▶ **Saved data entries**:
____

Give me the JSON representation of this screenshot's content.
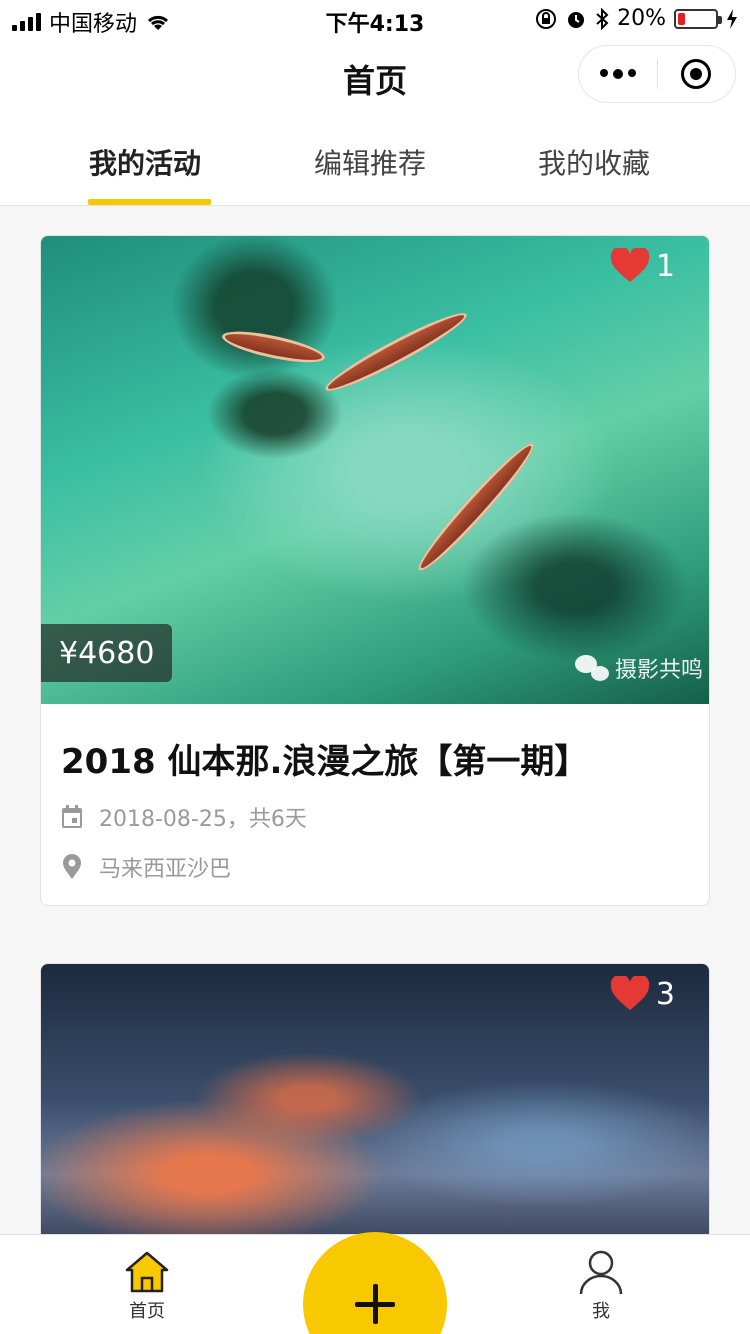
{
  "status": {
    "carrier": "中国移动",
    "time": "下午4:13",
    "battery_percent": "20%",
    "battery_level": 0.2
  },
  "nav": {
    "title": "首页"
  },
  "tabs": [
    {
      "label": "我的活动",
      "active": true
    },
    {
      "label": "编辑推荐",
      "active": false
    },
    {
      "label": "我的收藏",
      "active": false
    }
  ],
  "cards": [
    {
      "likes": "1",
      "price": "¥4680",
      "watermark": "摄影共鸣",
      "title": "2018 仙本那.浪漫之旅【第一期】",
      "date": "2018-08-25，共6天",
      "location": "马来西亚沙巴"
    },
    {
      "likes": "3"
    }
  ],
  "tabbar": {
    "home_label": "首页",
    "me_label": "我"
  },
  "colors": {
    "accent": "#f8c900",
    "like": "#e53935"
  }
}
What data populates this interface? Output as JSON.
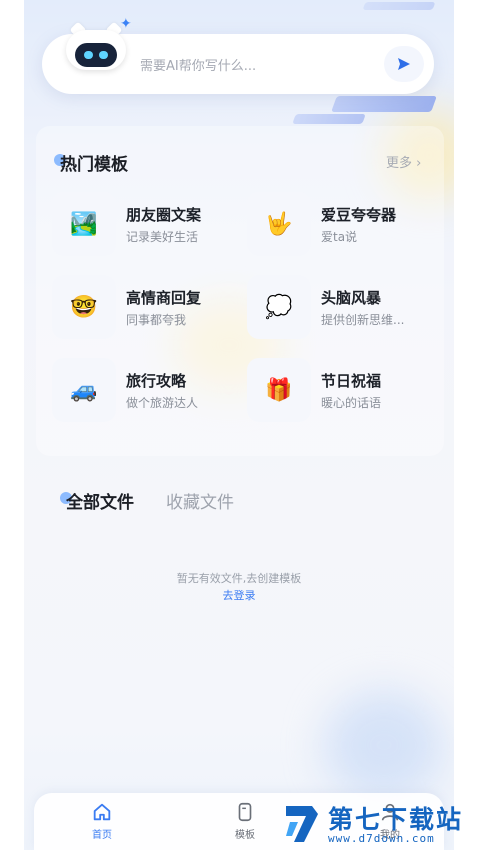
{
  "ai_input": {
    "placeholder": "需要AI帮你写什么..."
  },
  "hot_templates": {
    "title": "热门模板",
    "more": "更多 ›",
    "items": [
      {
        "name": "朋友圈文案",
        "desc": "记录美好生活",
        "icon": "landscape-picture-icon",
        "glyph": "🏞️"
      },
      {
        "name": "爱豆夸夸器",
        "desc": "爱ta说",
        "icon": "love-you-hand-icon",
        "glyph": "🤟"
      },
      {
        "name": "高情商回复",
        "desc": "同事都夸我",
        "icon": "nerd-face-icon",
        "glyph": "🤓"
      },
      {
        "name": "头脑风暴",
        "desc": "提供创新思维...",
        "icon": "thought-bubble-icon",
        "glyph": "💭"
      },
      {
        "name": "旅行攻略",
        "desc": "做个旅游达人",
        "icon": "car-icon",
        "glyph": "🚙"
      },
      {
        "name": "节日祝福",
        "desc": "暖心的话语",
        "icon": "gift-icon",
        "glyph": "🎁"
      }
    ]
  },
  "files": {
    "tabs": [
      "全部文件",
      "收藏文件"
    ],
    "empty_text": "暂无有效文件,去创建模板",
    "login_link": "去登录"
  },
  "bottom_nav": {
    "home": "首页",
    "templates": "模板",
    "me": "我的"
  },
  "watermark": {
    "title": "第七下载站",
    "url": "www.d7down.com"
  },
  "colors": {
    "accent": "#3b7cf2",
    "watermark": "#1565c0"
  }
}
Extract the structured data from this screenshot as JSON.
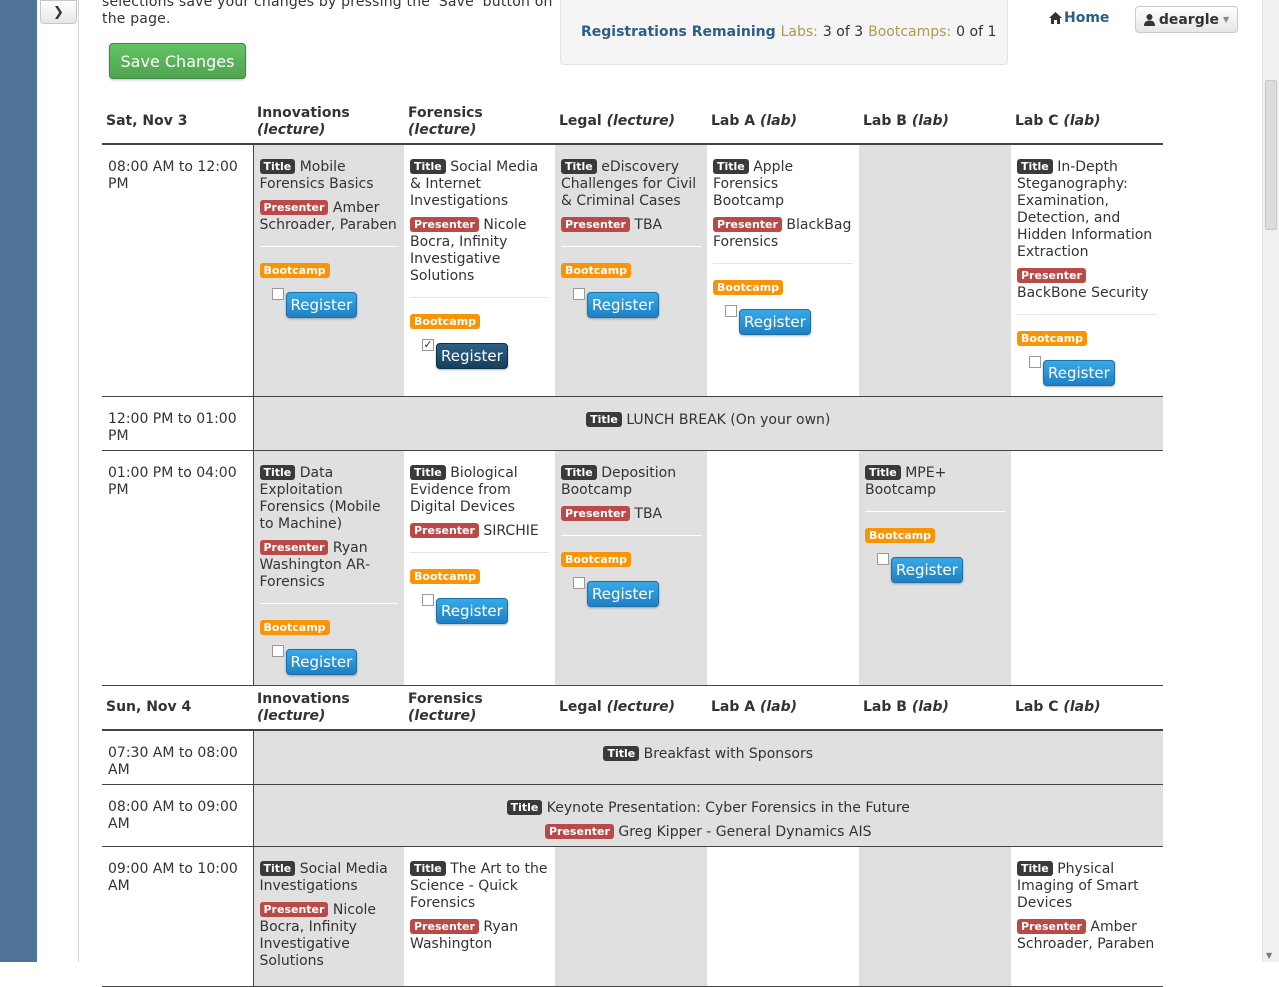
{
  "nav": {
    "toggle_icon": "chevron-right-icon",
    "home_label": "Home",
    "user_label": "deargle"
  },
  "intro_text": "selections save your changes by pressing the 'Save' button on the page.",
  "save_label": "Save Changes",
  "registrations": {
    "heading": "Registrations Remaining",
    "labs_label": "Labs:",
    "labs_value": "3 of 3",
    "bootcamps_label": "Bootcamps:",
    "bootcamps_value": "0 of 1"
  },
  "badges": {
    "title": "Title",
    "presenter": "Presenter",
    "bootcamp": "Bootcamp",
    "register": "Register"
  },
  "days": [
    {
      "date": "Sat, Nov 3",
      "tracks": [
        {
          "name": "Innovations",
          "type": "(lecture)"
        },
        {
          "name": "Forensics",
          "type": "(lecture)"
        },
        {
          "name": "Legal",
          "type": "(lecture)"
        },
        {
          "name": "Lab A",
          "type": "(lab)"
        },
        {
          "name": "Lab B",
          "type": "(lab)"
        },
        {
          "name": "Lab C",
          "type": "(lab)"
        }
      ],
      "slots": [
        {
          "time": "08:00 AM to 12:00 PM",
          "sessions": [
            {
              "title": "Mobile Forensics Basics",
              "presenter": "Amber Schroader, Paraben",
              "checked": false
            },
            {
              "title": "Social Media & Internet Investigations",
              "presenter": "Nicole Bocra, Infinity Investigative Solutions",
              "checked": true
            },
            {
              "title": "eDiscovery Challenges for Civil & Criminal Cases",
              "presenter": "TBA",
              "checked": false
            },
            {
              "title": "Apple Forensics Bootcamp",
              "presenter": "BlackBag Forensics",
              "checked": false
            },
            null,
            {
              "title": "In-Depth Steganography: Examination, Detection, and Hidden Information Extraction",
              "presenter": "BackBone Security",
              "checked": false
            }
          ]
        },
        {
          "time": "12:00 PM to 01:00 PM",
          "full_title": "LUNCH BREAK (On your own)"
        },
        {
          "time": "01:00 PM to 04:00 PM",
          "sessions": [
            {
              "title": "Data Exploitation Forensics (Mobile to Machine)",
              "presenter": "Ryan Washington AR-Forensics",
              "checked": false
            },
            {
              "title": "Biological Evidence from Digital Devices",
              "presenter": "SIRCHIE",
              "checked": false
            },
            {
              "title": "Deposition Bootcamp",
              "presenter": "TBA",
              "checked": false
            },
            null,
            {
              "title": "MPE+ Bootcamp",
              "presenter": null,
              "checked": false
            },
            null
          ]
        }
      ]
    },
    {
      "date": "Sun, Nov 4",
      "tracks": [
        {
          "name": "Innovations",
          "type": "(lecture)"
        },
        {
          "name": "Forensics",
          "type": "(lecture)"
        },
        {
          "name": "Legal",
          "type": "(lecture)"
        },
        {
          "name": "Lab A",
          "type": "(lab)"
        },
        {
          "name": "Lab B",
          "type": "(lab)"
        },
        {
          "name": "Lab C",
          "type": "(lab)"
        }
      ],
      "slots": [
        {
          "time": "07:30 AM to 08:00 AM",
          "full_title": "Breakfast with Sponsors"
        },
        {
          "time": "08:00 AM to 09:00 AM",
          "full_title": "Keynote Presentation: Cyber Forensics in the Future",
          "full_presenter": "Greg Kipper - General Dynamics AIS"
        },
        {
          "time": "09:00 AM to 10:00 AM",
          "sessions": [
            {
              "title": "Social Media Investigations",
              "presenter": "Nicole Bocra, Infinity Investigative Solutions"
            },
            {
              "title": "The Art to the Science - Quick Forensics",
              "presenter": "Ryan Washington"
            },
            null,
            null,
            null,
            {
              "title": "Physical Imaging of Smart Devices",
              "presenter": "Amber Schroader, Paraben"
            }
          ]
        }
      ]
    }
  ]
}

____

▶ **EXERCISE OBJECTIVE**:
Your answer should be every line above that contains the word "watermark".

▶ **RESULT BELOW**:
      "watermark": "摄影共鸣",
  "watermark": {
    "watermark": "#1565c0"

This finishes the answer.